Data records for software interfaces

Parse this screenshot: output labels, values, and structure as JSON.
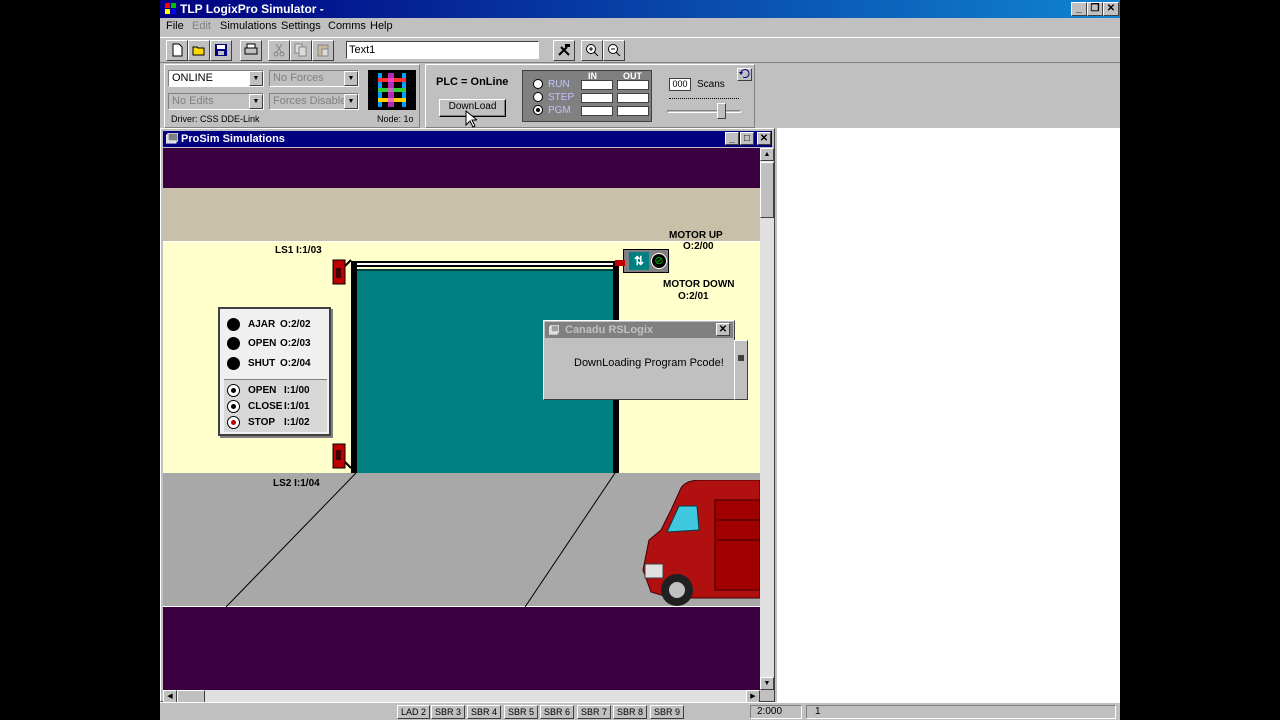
{
  "app": {
    "title": "TLP LogixPro Simulator  -",
    "menu": [
      "File",
      "Edit",
      "Simulations",
      "Settings",
      "Comms",
      "Help"
    ],
    "toolbar_text_value": "Text1"
  },
  "controls": {
    "mode_value": "ONLINE",
    "forces_value": "No Forces",
    "edits_value": "No Edits",
    "forces_enabled_value": "Forces Disabled",
    "driver_text": "Driver: CSS DDE-Link",
    "node_text": "Node: 1o",
    "plc_status": "PLC = OnLine",
    "download_label": "DownLoad",
    "io_in_label": "IN",
    "io_out_label": "OUT",
    "run_label": "RUN",
    "step_label": "STEP",
    "pgm_label": "PGM",
    "selected_mode": "PGM",
    "scans_value": "000",
    "scans_label": "Scans"
  },
  "child_window": {
    "title": "ProSim Simulations",
    "scene": {
      "ls1": "LS1  I:1/03",
      "ls2": "LS2  I:1/04",
      "motor_up": "MOTOR UP",
      "motor_up_addr": "O:2/00",
      "motor_down": "MOTOR DOWN",
      "motor_down_addr": "O:2/01",
      "indicators": [
        {
          "label": "AJAR",
          "addr": "O:2/02"
        },
        {
          "label": "OPEN",
          "addr": "O:2/03"
        },
        {
          "label": "SHUT",
          "addr": "O:2/04"
        }
      ],
      "buttons": [
        {
          "label": "OPEN",
          "addr": "I:1/00"
        },
        {
          "label": "CLOSE",
          "addr": "I:1/01"
        },
        {
          "label": "STOP",
          "addr": "I:1/02"
        }
      ]
    }
  },
  "dialog": {
    "title": "Canadu RSLogix",
    "message": "DownLoading Program Pcode!"
  },
  "statusbar": {
    "tabs": [
      "LAD 2",
      "SBR 3",
      "SBR 4",
      "SBR 5",
      "SBR 6",
      "SBR 7",
      "SBR 8",
      "SBR 9"
    ],
    "position": "2:000",
    "count": "1"
  },
  "colors": {
    "door": "#008080",
    "wall": "#ffffcc",
    "floor": "#a0a0a0",
    "night": "#3a0040",
    "truck": "#b01010"
  }
}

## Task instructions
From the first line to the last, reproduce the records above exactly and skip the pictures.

## Task response
Parse this screenshot: output labels, values, and structure as JSON.
{
  "app": {
    "title": "TLP LogixPro Simulator  -",
    "menu": [
      "File",
      "Edit",
      "Simulations",
      "Settings",
      "Comms",
      "Help"
    ],
    "toolbar_text_value": "Text1"
  },
  "controls": {
    "mode_value": "ONLINE",
    "forces_value": "No Forces",
    "edits_value": "No Edits",
    "forces_enabled_value": "Forces Disabled",
    "driver_text": "Driver: CSS DDE-Link",
    "node_text": "Node: 1o",
    "plc_status": "PLC = OnLine",
    "download_label": "DownLoad",
    "io_in_label": "IN",
    "io_out_label": "OUT",
    "run_label": "RUN",
    "step_label": "STEP",
    "pgm_label": "PGM",
    "selected_mode": "PGM",
    "scans_value": "000",
    "scans_label": "Scans"
  },
  "child_window": {
    "title": "ProSim Simulations",
    "scene": {
      "ls1": "LS1  I:1/03",
      "ls2": "LS2  I:1/04",
      "motor_up": "MOTOR UP",
      "motor_up_addr": "O:2/00",
      "motor_down": "MOTOR DOWN",
      "motor_down_addr": "O:2/01",
      "indicators": [
        {
          "label": "AJAR",
          "addr": "O:2/02"
        },
        {
          "label": "OPEN",
          "addr": "O:2/03"
        },
        {
          "label": "SHUT",
          "addr": "O:2/04"
        }
      ],
      "buttons": [
        {
          "label": "OPEN",
          "addr": "I:1/00"
        },
        {
          "label": "CLOSE",
          "addr": "I:1/01"
        },
        {
          "label": "STOP",
          "addr": "I:1/02"
        }
      ]
    }
  },
  "dialog": {
    "title": "Canadu RSLogix",
    "message": "DownLoading Program Pcode!"
  },
  "statusbar": {
    "tabs": [
      "LAD 2",
      "SBR 3",
      "SBR 4",
      "SBR 5",
      "SBR 6",
      "SBR 7",
      "SBR 8",
      "SBR 9"
    ],
    "position": "2:000",
    "count": "1"
  },
  "colors": {
    "door": "#008080",
    "wall": "#ffffcc",
    "floor": "#a0a0a0",
    "night": "#3a0040",
    "truck": "#b01010"
  }
}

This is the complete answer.